With the sun setting over the Adriatic, I ride out of the coastal hills to Zadar, the fifth largest city in Croatia. Though there’s plenty to see in Zadar, I must move on to Zagreb, the number one and
Most of the reasonably priced hotels are fully booked, so I arrange for an Airbnb near the pedestrian promenade and old town. Still gun shy from the incident in Split, I take extra precaution and find what I hope is more secure parking and then cover my bike.
With strong a recommendation from my new friend Alen Bibich, I walk over to the restaurant at the Altmayer Art & Heritage Hotel. Set in a courtyard beyond tall limestone walls, Corte Vino & More feels as much like a garden as it does an elegant restaurants. My server sits me at a table outdoors then brings me a glass of a crisp white wine made from Posup grapes at another northern Dalmatia winery.
I know it will be hard to match the culinary bites I sampled at Bibich Winery earlier today, so I give my server license to bring me local treats matched with local wine. Tonight I’m in no mood to make decisions. Sometimes we all must learn to trust and let go.
The server brings me a few courses of beautifully presented and delicious plates, including what they call Dalmatian Caprese featuring the sheep’s cheese unique to the island of Pag. Soon, I realize I’m the last person in the restaurant. There’s no pressure here, the server pours me another glass of wine and simply asks me to exit through the lobby of the hotel as the main door for the restaurant will be locked.
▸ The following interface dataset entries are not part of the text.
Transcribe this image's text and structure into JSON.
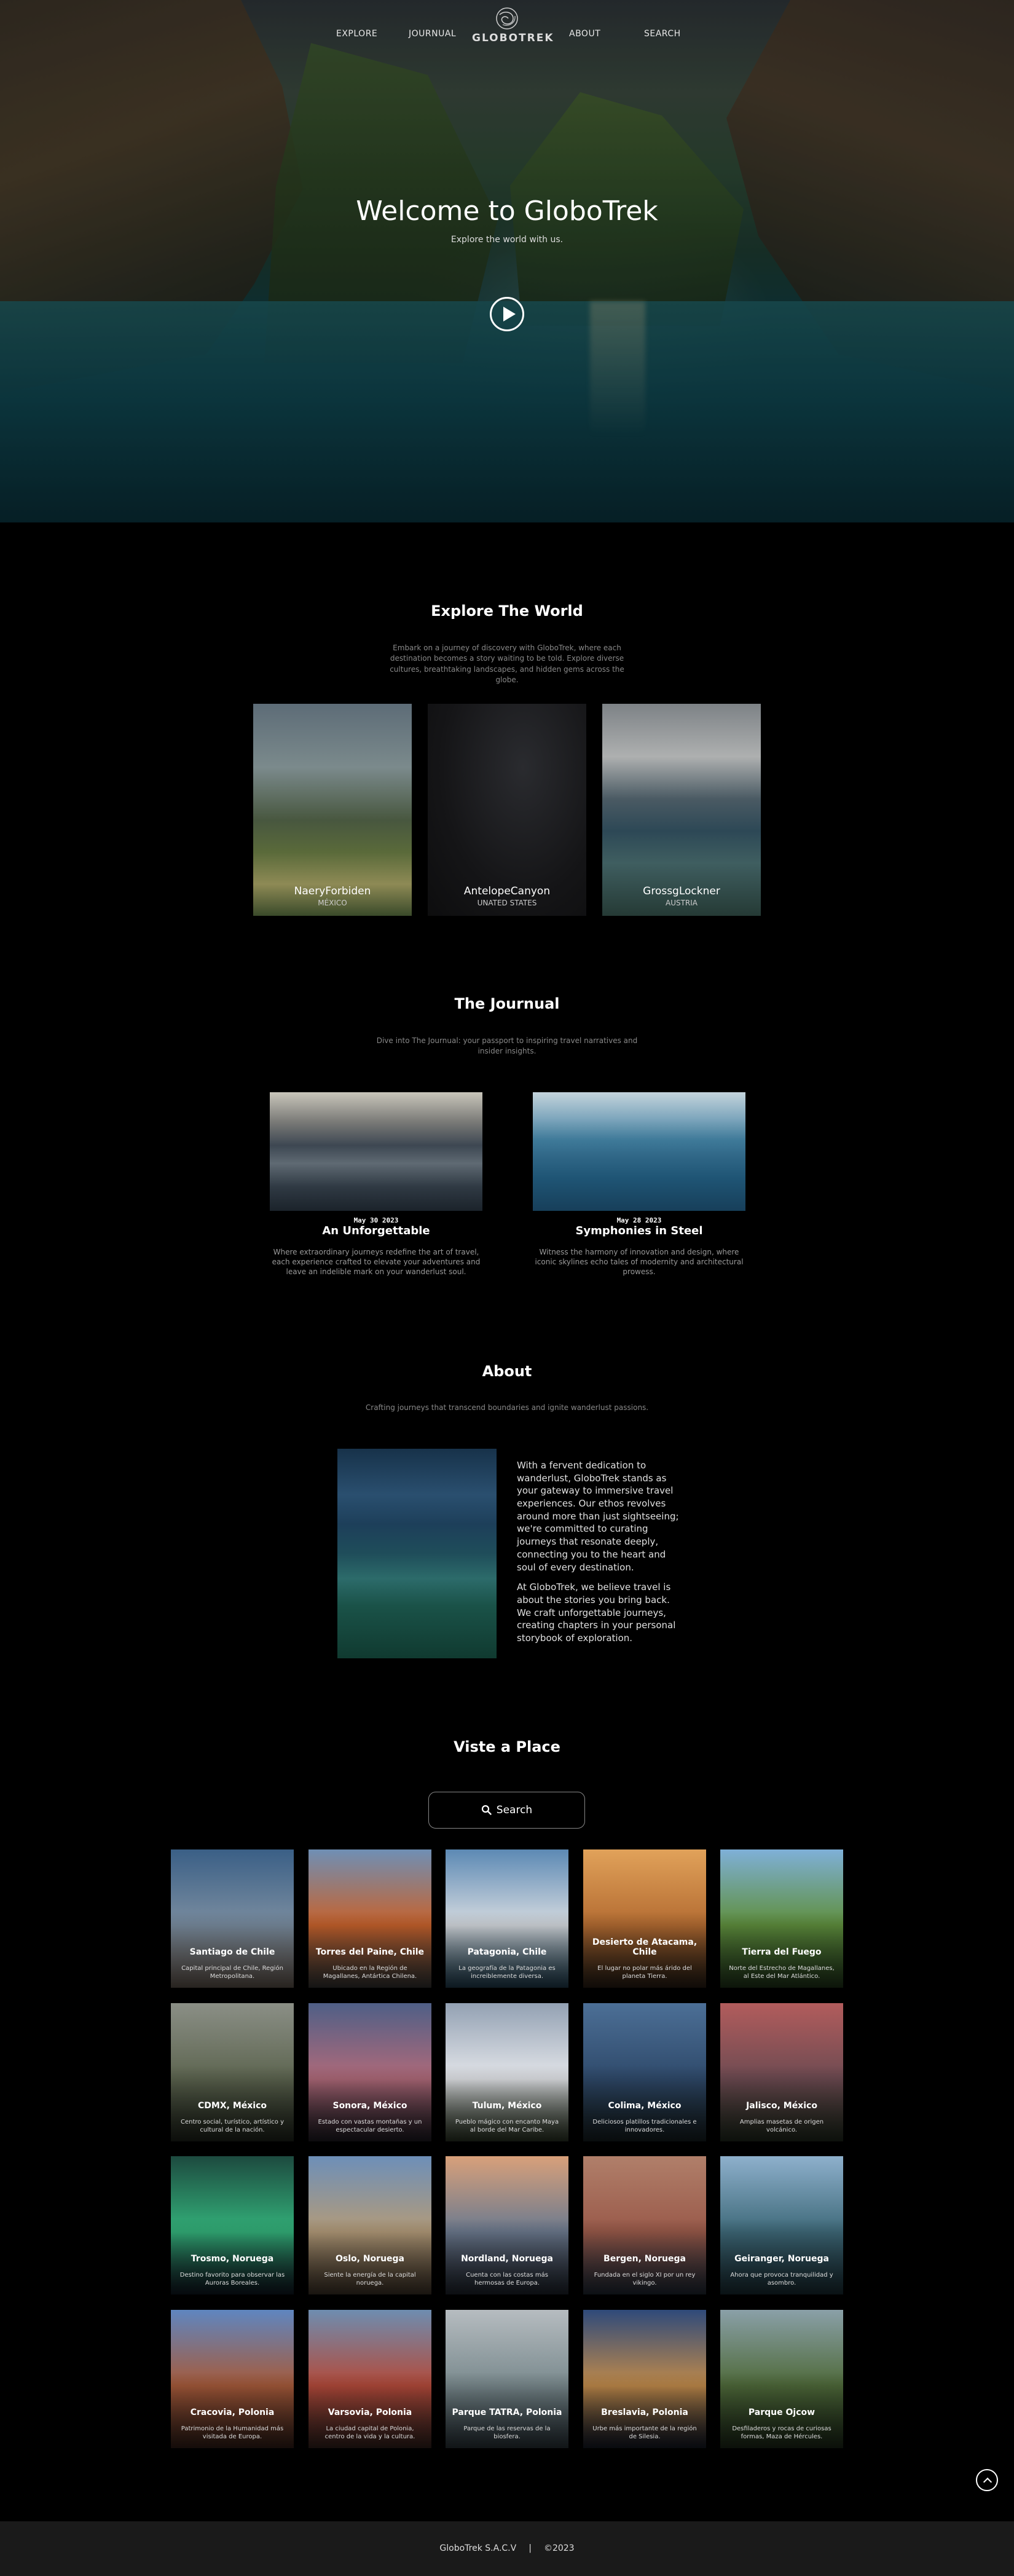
{
  "nav": {
    "links": [
      "EXPLORE",
      "JOURNUAL",
      "ABOUT",
      "SEARCH"
    ],
    "logo_text": "GLOBOTREK"
  },
  "hero": {
    "title": "Welcome to GloboTrek",
    "subtitle": "Explore the world with us."
  },
  "explore": {
    "title": "Explore The World",
    "description": "Embark on a journey of discovery with GloboTrek, where each destination becomes a story waiting to be told. Explore diverse cultures, breathtaking landscapes, and hidden gems across the globe.",
    "destinations": [
      {
        "name": "NaeryForbiden",
        "country": "MÉXICO"
      },
      {
        "name": "AntelopeCanyon",
        "country": "UNATED STATES"
      },
      {
        "name": "GrossgLockner",
        "country": "AUSTRIA"
      }
    ]
  },
  "journal": {
    "title": "The Journual",
    "description": "Dive into The Journual: your passport to inspiring travel narratives and insider insights.",
    "entries": [
      {
        "date": "May 30 2023",
        "title": "An Unforgettable",
        "text": "Where extraordinary journeys redefine the art of travel, each experience crafted to elevate your adventures and leave an indelible mark on your wanderlust soul."
      },
      {
        "date": "May 28 2023",
        "title": "Symphonies in Steel",
        "text": "Witness the harmony of innovation and design, where iconic skylines echo tales of modernity and architectural prowess."
      }
    ]
  },
  "about": {
    "title": "About",
    "subtitle": "Crafting journeys that transcend boundaries and ignite wanderlust passions.",
    "paragraphs": [
      "With a fervent dedication to wanderlust, GloboTrek stands as your gateway to immersive travel experiences. Our ethos revolves around more than just sightseeing; we're committed to curating journeys that resonate deeply, connecting you to the heart and soul of every destination.",
      "At GloboTrek, we believe travel is about the stories you bring back. We craft unforgettable journeys, creating chapters in your personal storybook of exploration."
    ]
  },
  "places": {
    "title": "Viste a Place",
    "search_label": "Search",
    "items": [
      {
        "name": "Santiago de Chile",
        "desc": "Capital principal de Chile, Región Metropolitana.",
        "colors": [
          "#3a5f86",
          "#7a8da0",
          "#8d7f73"
        ]
      },
      {
        "name": "Torres del Paine, Chile",
        "desc": "Ubicado en la Región de Magallanes, Antártica Chilena.",
        "colors": [
          "#6f8fb5",
          "#c7622c",
          "#4b4a47"
        ]
      },
      {
        "name": "Patagonia, Chile",
        "desc": "La geografía de la Patagonia es increiblemente diversa.",
        "colors": [
          "#5c89b4",
          "#d6dbe0",
          "#2f5a73"
        ]
      },
      {
        "name": "Desierto de Atacama, Chile",
        "desc": "El lugar no polar más árido del planeta Tierra.",
        "colors": [
          "#e1a25a",
          "#b46c32",
          "#3a2a1d"
        ]
      },
      {
        "name": "Tierra del Fuego",
        "desc": "Norte del Estrecho de Magallanes, al Este del Mar Atlántico.",
        "colors": [
          "#7fb0d8",
          "#5f8f3d",
          "#2e4c25"
        ]
      },
      {
        "name": "CDMX, México",
        "desc": "Centro social, turístico, artístico y cultural de la nación.",
        "colors": [
          "#8b8f86",
          "#5d6550",
          "#2c3327"
        ]
      },
      {
        "name": "Sonora, México",
        "desc": "Estado con vastas montañas y un espectacular desierto.",
        "colors": [
          "#4f5f86",
          "#b06a7a",
          "#2b2630"
        ]
      },
      {
        "name": "Tulum, México",
        "desc": "Pueblo mágico con encanto Maya al borde del Mar Caribe.",
        "colors": [
          "#93a1b3",
          "#e4e6ea",
          "#3d4a34"
        ]
      },
      {
        "name": "Colima, México",
        "desc": "Deliciosos platillos tradicionales e innovadores.",
        "colors": [
          "#4c6f96",
          "#2f4a6b",
          "#1e2a2e"
        ]
      },
      {
        "name": "Jalisco, México",
        "desc": "Amplias masetas de origen volcánico.",
        "colors": [
          "#b25c5c",
          "#6e4b52",
          "#2f3b2b"
        ]
      },
      {
        "name": "Trosmo, Noruega",
        "desc": "Destino favorito para observar las Auroras Boreales.",
        "colors": [
          "#1d4a3f",
          "#33b17a",
          "#152230"
        ]
      },
      {
        "name": "Oslo, Noruega",
        "desc": "Siente la energía de la capital noruega.",
        "colors": [
          "#6d8fb8",
          "#b39b79",
          "#5a4a3a"
        ]
      },
      {
        "name": "Nordland, Noruega",
        "desc": "Cuenta con las costas más hermosas de Europa.",
        "colors": [
          "#d8a07a",
          "#6c7a8f",
          "#2c3340"
        ]
      },
      {
        "name": "Bergen, Noruega",
        "desc": "Fundada en el siglo XI por un rey vikingo.",
        "colors": [
          "#b07f6a",
          "#9a5a4a",
          "#2e3a4a"
        ]
      },
      {
        "name": "Geiranger, Noruega",
        "desc": "Ahora que provoca tranquilidad y asombro.",
        "colors": [
          "#8eb0cc",
          "#3f6a7a",
          "#24404a"
        ]
      },
      {
        "name": "Cracovia, Polonia",
        "desc": "Patrimonio de la Humanidad más visitada de Europa.",
        "colors": [
          "#5f86c0",
          "#a65a3a",
          "#4a2c22"
        ]
      },
      {
        "name": "Varsovia, Polonia",
        "desc": "La ciudad capital de Polonia, centro de la vida y la cultura.",
        "colors": [
          "#6e8db0",
          "#b34a3a",
          "#4a2f2a"
        ]
      },
      {
        "name": "Parque TATRA, Polonia",
        "desc": "Parque de las reservas de la biosfera.",
        "colors": [
          "#b6bcc0",
          "#7a8a8e",
          "#3c4a52"
        ]
      },
      {
        "name": "Breslavia, Polonia",
        "desc": "Urbe más importante de la región de Silesia.",
        "colors": [
          "#2f4a7a",
          "#c08a4a",
          "#1e2535"
        ]
      },
      {
        "name": "Parque Ojcow",
        "desc": "Desfiladeros y rocas de curiosas formas, Maza de Hércules.",
        "colors": [
          "#8aa0a8",
          "#4f6a3a",
          "#283a22"
        ]
      }
    ]
  },
  "footer": {
    "company": "GloboTrek S.A.C.V",
    "separator": "|",
    "year": "©2023"
  }
}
I wander down the promenade, through People’s Square
As much as I enjoy the laid back vibe of Zadar, it is time to motor on to Zagreb. With each mile I travel, I sense the rumble and rattle of my exhaust. Yet, before I kiss Zadar goodbye I ride along the coast and find a cozy cafe to sit down, contemplate the next phase of my journey and gaze toward Italy on the other side of the Adriatic.
At the comfy and relaxing Bruschetta restaurant, two young American guys spot my bike. Filled with questions and curiosity they ask if they can join me. Dave and Mason have been traveling together for about two weeks. Tomorrow they will each go their own way. Mason heads to Dubrovnik and Dave to Italy. It’s their first time traveling abroad, and tomorrow will be their first as solo travelers. Both admitted excitement and apprehension for their inevitable goodbyes and new adventures. I shared with them a few pockets of wisdom, suggestions
They snap a few photos and I head out of Zadar and make my way to Zagreb where I plan to connect with Dooby, the proprietor of Lobagola B&B. Dooby is well known among both the international motorcycle and bicycle crowd for his passion, immense knowledge and excitement and eagerness to share the wonders of Croatia and the Balkans to travelers passing through his welcoming Zagreb crossroads.
Dooby was the guy who went out of his way to find a clutch cable and then ship it to me in Ston by hand delivering it to a bus driver. He also arranged an appointment with a local mechanic to service and repack that annoying exhaust. Though many people barely spend a night in Zagreb, opting to the more popular coastal destinations of Split and Dubrovnik, I’m looking forward to spending a
It’s also a place where I hope to meet my friend, fellow television host, and California Ashley Colburn. Several years ago Ashley’s show “Take Off” earned an Emmy for an episode on Croatia. This propelled Ashley to become a Croatia expert and popular among Croatians and the Croatian tourist
When I was down and out in Mali Ston with that broken clutch cable, Ashley was in Zagreb. Sadly, as I learned this week, she returned to California to see her parents and attend a wedding. I reached out to Ashley when I was stuck in Ston. This is hilarious as I am in Croatia, and she is in California. But no worries, Ashley connected me with her very close friend and confidant, Stanka who will be Ash’s surrogate and meet me in Zagreb.
It’s about a four-hour ride to Zagreb taking the local road and ultimately picking up the highway in Karlovac. And after about an hour of winding around and through traffic I find Lobagola and in just minutes meet Stanka and Dooby. I open a bottle of Bibich Babic which will polish off while sharing stories and connections on the Lobagola terrace. Though Lobagola is booked for the next few days, Stanka offers her sofa. We proceed to explore the town while I queue up a number of maintenance tasks related to my motorcycle and research related to my next couple weeks on the road.
All is good in Zagreb.